--- The input Enclosed Below ---
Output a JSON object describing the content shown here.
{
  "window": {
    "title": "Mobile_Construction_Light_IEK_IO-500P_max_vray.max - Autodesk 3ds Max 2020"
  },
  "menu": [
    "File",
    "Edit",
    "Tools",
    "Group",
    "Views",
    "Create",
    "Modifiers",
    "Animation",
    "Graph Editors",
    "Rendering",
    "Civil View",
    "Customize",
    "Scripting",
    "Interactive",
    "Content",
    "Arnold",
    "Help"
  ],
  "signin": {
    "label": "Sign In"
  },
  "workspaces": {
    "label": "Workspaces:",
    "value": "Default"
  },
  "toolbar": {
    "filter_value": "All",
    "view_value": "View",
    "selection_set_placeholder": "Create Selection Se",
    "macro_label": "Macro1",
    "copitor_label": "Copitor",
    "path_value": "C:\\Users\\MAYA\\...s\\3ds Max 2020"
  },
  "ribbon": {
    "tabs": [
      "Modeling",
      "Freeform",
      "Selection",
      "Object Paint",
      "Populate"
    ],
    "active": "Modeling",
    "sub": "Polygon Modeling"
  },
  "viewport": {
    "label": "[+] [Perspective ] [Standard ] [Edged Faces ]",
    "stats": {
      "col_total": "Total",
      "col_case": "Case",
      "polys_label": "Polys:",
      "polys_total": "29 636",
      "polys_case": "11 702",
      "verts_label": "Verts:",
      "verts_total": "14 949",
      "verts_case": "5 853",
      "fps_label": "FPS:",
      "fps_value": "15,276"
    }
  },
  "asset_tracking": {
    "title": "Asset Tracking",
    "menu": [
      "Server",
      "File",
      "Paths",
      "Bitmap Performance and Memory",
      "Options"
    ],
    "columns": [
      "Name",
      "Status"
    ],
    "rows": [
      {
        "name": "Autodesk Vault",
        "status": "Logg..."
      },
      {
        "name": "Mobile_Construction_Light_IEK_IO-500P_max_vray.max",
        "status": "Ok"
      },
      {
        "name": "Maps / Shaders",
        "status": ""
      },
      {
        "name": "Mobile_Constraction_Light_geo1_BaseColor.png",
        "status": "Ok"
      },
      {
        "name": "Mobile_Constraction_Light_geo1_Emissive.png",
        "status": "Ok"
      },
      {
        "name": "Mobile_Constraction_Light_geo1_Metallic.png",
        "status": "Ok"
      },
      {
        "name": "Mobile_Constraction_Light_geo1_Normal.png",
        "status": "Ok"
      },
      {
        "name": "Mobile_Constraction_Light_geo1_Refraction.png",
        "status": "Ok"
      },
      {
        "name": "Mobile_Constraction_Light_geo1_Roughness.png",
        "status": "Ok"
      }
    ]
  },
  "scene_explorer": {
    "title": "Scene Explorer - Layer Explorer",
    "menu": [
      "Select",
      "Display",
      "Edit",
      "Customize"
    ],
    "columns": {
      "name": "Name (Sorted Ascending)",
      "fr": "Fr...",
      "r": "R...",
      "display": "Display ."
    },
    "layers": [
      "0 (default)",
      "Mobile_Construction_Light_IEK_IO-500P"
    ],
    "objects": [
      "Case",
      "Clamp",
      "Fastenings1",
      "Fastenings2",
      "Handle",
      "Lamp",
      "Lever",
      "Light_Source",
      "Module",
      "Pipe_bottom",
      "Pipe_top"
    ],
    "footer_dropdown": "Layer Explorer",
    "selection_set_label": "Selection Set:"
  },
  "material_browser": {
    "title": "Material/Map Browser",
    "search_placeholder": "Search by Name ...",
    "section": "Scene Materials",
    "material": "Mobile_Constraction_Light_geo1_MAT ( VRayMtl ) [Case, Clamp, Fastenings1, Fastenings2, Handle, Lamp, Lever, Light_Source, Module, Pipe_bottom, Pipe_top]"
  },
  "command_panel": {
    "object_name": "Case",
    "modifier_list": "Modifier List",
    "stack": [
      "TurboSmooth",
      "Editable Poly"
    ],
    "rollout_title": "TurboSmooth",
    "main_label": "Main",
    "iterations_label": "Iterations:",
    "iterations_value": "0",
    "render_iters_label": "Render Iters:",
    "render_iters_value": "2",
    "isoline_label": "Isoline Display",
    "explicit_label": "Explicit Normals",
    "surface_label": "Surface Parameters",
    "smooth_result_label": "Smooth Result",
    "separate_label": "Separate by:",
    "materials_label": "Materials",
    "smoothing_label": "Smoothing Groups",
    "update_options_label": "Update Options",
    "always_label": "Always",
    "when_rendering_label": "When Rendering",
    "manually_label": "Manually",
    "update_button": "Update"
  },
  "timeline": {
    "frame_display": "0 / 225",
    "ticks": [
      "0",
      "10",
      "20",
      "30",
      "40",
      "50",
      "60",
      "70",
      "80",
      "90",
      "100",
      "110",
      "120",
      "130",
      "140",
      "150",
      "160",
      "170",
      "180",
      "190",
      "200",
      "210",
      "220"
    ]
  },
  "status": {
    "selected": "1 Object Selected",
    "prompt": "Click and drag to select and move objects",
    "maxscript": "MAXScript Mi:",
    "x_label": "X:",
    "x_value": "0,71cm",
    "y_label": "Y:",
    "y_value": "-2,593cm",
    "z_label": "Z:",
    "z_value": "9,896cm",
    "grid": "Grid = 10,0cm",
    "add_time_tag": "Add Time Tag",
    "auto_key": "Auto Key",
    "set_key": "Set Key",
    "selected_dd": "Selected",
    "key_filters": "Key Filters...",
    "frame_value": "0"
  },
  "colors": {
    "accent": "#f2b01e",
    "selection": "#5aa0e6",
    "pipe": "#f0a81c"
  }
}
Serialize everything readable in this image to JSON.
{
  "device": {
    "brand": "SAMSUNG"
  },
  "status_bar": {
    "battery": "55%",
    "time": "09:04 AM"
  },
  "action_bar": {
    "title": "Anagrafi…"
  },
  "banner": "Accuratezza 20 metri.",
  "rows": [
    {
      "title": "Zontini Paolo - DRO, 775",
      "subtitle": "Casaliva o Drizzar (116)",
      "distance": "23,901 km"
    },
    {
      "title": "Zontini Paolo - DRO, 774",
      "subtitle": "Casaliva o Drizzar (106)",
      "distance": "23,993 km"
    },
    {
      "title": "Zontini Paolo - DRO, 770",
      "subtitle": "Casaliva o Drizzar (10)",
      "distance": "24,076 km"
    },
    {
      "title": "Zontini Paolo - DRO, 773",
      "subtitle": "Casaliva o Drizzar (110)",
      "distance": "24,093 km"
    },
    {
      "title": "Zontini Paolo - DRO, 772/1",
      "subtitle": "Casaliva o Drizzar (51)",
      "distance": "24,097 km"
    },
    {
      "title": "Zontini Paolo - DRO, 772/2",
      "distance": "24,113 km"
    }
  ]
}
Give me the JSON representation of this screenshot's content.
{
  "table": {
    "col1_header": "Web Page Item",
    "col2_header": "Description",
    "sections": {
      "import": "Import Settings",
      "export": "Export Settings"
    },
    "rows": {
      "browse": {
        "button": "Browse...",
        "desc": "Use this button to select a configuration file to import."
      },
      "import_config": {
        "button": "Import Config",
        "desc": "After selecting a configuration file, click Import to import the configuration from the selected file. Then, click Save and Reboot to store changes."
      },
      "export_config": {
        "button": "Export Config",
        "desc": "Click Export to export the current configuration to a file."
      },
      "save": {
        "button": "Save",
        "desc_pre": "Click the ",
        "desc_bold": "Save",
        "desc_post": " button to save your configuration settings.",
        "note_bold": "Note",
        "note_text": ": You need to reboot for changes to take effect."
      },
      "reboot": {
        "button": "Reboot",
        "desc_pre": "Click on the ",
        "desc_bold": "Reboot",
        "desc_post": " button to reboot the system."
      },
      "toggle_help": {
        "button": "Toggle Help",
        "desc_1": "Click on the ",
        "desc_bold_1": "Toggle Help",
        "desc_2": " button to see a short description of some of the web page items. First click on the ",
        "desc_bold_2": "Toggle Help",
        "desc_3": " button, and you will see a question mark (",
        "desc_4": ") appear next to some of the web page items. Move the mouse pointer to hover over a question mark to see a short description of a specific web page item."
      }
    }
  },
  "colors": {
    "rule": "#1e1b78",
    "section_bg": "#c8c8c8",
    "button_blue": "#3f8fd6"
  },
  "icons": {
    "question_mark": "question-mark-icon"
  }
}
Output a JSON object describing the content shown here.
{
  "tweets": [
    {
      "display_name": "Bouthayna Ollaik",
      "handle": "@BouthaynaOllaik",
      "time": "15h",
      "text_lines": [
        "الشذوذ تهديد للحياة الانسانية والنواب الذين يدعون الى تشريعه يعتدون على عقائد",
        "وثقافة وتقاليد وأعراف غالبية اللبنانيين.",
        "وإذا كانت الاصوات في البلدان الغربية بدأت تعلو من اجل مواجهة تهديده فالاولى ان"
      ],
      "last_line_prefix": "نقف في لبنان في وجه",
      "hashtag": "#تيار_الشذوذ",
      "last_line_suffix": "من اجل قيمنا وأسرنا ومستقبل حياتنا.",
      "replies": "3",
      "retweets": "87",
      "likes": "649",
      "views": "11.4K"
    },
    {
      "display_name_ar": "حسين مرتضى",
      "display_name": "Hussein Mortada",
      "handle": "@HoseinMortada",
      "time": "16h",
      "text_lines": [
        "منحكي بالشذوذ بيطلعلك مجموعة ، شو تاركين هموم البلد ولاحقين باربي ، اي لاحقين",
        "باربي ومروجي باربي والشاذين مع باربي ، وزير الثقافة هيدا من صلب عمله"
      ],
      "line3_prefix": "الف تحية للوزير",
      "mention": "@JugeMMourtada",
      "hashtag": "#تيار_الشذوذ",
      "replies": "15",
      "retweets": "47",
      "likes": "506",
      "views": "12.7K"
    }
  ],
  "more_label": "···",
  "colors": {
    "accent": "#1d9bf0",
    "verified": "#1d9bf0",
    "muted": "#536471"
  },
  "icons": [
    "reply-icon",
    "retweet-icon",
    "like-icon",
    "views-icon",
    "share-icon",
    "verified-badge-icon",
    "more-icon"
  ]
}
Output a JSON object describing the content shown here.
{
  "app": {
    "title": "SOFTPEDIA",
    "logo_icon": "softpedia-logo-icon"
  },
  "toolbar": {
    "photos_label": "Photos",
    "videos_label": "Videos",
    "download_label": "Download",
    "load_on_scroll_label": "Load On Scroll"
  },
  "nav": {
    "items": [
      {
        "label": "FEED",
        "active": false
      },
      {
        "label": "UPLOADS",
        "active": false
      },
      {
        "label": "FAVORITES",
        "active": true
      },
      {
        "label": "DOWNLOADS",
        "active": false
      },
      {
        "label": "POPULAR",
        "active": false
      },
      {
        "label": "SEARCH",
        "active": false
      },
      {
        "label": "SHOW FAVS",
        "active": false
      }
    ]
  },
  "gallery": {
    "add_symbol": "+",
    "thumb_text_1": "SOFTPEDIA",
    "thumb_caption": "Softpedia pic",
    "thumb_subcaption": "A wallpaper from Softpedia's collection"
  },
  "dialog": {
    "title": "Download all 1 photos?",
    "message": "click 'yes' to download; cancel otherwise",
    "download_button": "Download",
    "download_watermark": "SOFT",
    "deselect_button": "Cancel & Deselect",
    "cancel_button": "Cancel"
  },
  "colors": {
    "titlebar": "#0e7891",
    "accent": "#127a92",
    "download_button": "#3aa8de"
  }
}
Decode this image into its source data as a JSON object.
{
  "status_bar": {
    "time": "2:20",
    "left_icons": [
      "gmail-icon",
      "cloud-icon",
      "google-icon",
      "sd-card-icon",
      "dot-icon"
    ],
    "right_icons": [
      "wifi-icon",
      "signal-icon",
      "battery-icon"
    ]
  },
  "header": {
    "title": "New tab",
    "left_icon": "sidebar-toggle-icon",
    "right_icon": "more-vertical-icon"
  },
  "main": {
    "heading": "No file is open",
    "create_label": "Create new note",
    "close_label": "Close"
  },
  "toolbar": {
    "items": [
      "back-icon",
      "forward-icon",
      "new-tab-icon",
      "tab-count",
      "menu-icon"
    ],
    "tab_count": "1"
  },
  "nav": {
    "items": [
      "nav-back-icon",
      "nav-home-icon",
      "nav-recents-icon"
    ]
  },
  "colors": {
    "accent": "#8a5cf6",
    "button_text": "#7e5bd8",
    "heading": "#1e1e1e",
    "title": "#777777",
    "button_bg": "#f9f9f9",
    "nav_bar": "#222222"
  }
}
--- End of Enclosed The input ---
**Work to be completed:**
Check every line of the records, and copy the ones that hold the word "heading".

**Output for this exercise:**
    "heading": "No file is open",
    "heading": "#1e1e1e",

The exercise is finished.